Italy: homeless refugees die in tragic accident, a tragic and inexcusable paradox
08 February 2013

Even though Italy received more than 50,000 asylum applications in the last three years, the state disposes of no more than 3,000 places in reception centres throughout the country. With the onset of the economic crisis, and the absence of training and employment opportunities, refugees have faced increasing difficulties in becoming independent.
The fact that these men lost their lives after being forced to flee war in their home country and risked their lives to make the journey to Italy is a tragic and inexcusable paradox.
Rome, 8 February 2013 – JRS Italy expresses profound sorrow at the death of two homeless Somali refugees who died in a fire in an underground passageway in late January. The men had lit a fire to warm themselves for the night, but the fire became uncontrollable and they burned to death.

"The circumstances in which the unspeakable tragedy occurred are for all a cry of despair in a country which has to deal with a seriously inefficient reception system for refugees", declared JRS Italy Director, Giovanni La Manna SJ.

This story is not just one tragedy of the death of two men but rather exemplifies the failure of the Italian state to ensure that the basic needs – food and shelter – of thousands of refugees who come to this wealthy Mediterranean nation in search of protection, but instead are forced into destitution – invisible to the majority of society.

In addition, refugees who, after failing to find real protection in Italy, wish to go to other European countries where they frequently have family and friends waiting to help them are sent back to Italy under the terms of the Dublin Regulation; this regulation assigns responsibility for refugees and migrants to the first European state in which they enter, placing the focus on border security, rather than humanitarian or protection concerns.

"The fact that these men lost their lives after being forced to flee war in their home country and risked their lives to make the journey to Italy is a tragic and inexcusable paradox", added Fr La Manna.

Even though Italy received more than 50,000 asylum applications in the last three years, the state disposes of no more than 3,000 places in reception centres throughout the country. With the onset of the economic crisis, and the absence of training and employment opportunities, refugees have faced increasing difficulties in becoming independent.

Once again – continued Fr La Manna – we urge the state, the competent authorities, to take responsibility for the lives of all those living in marginalised circumstances in Italy. This type of "tolerant inactivity" – which allows us to believe that every day inacceptable situations must be in some way passively accepted – needs to end.

In Italian cities – concluded La Manna – illegal settlements and squats are time bombs waiting to explode at the expense of those who have no alternative to live in safety.

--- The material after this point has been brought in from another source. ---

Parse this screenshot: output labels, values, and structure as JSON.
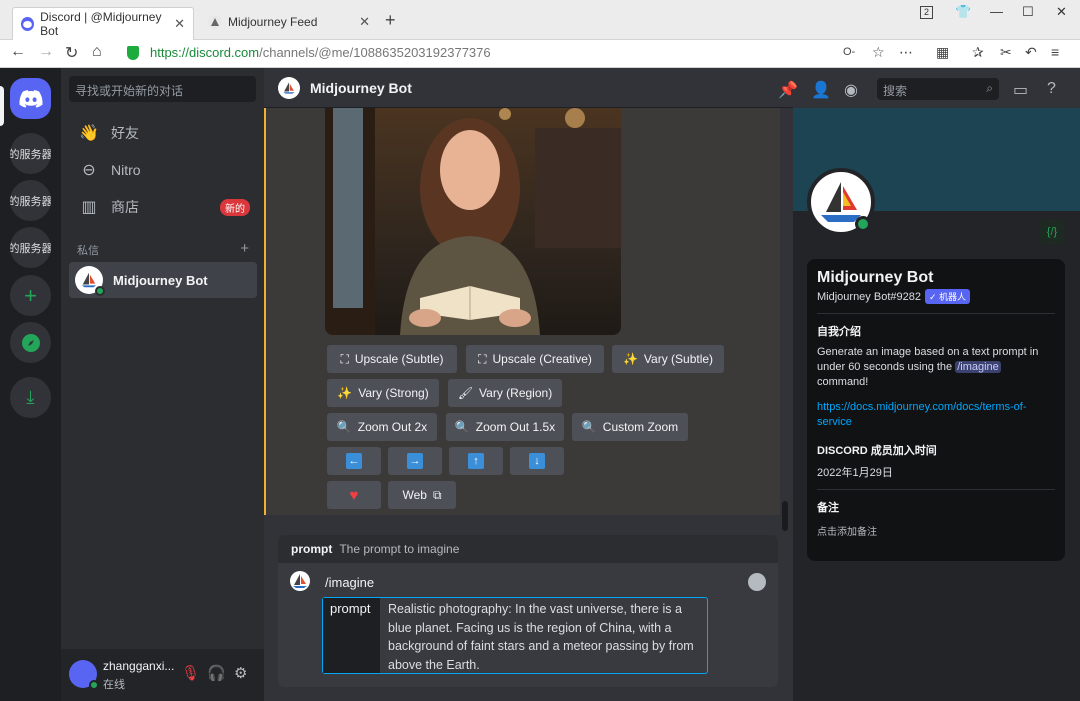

Rethinking the reception system in major Italian cities must be put back on the political agenda and can no longer be postponed. It is a duty to those who died because they were forced to live in degrading conditions.




Press Contact Information
James Stapleton
international.communications@jrs.net
+39 06 69 868 468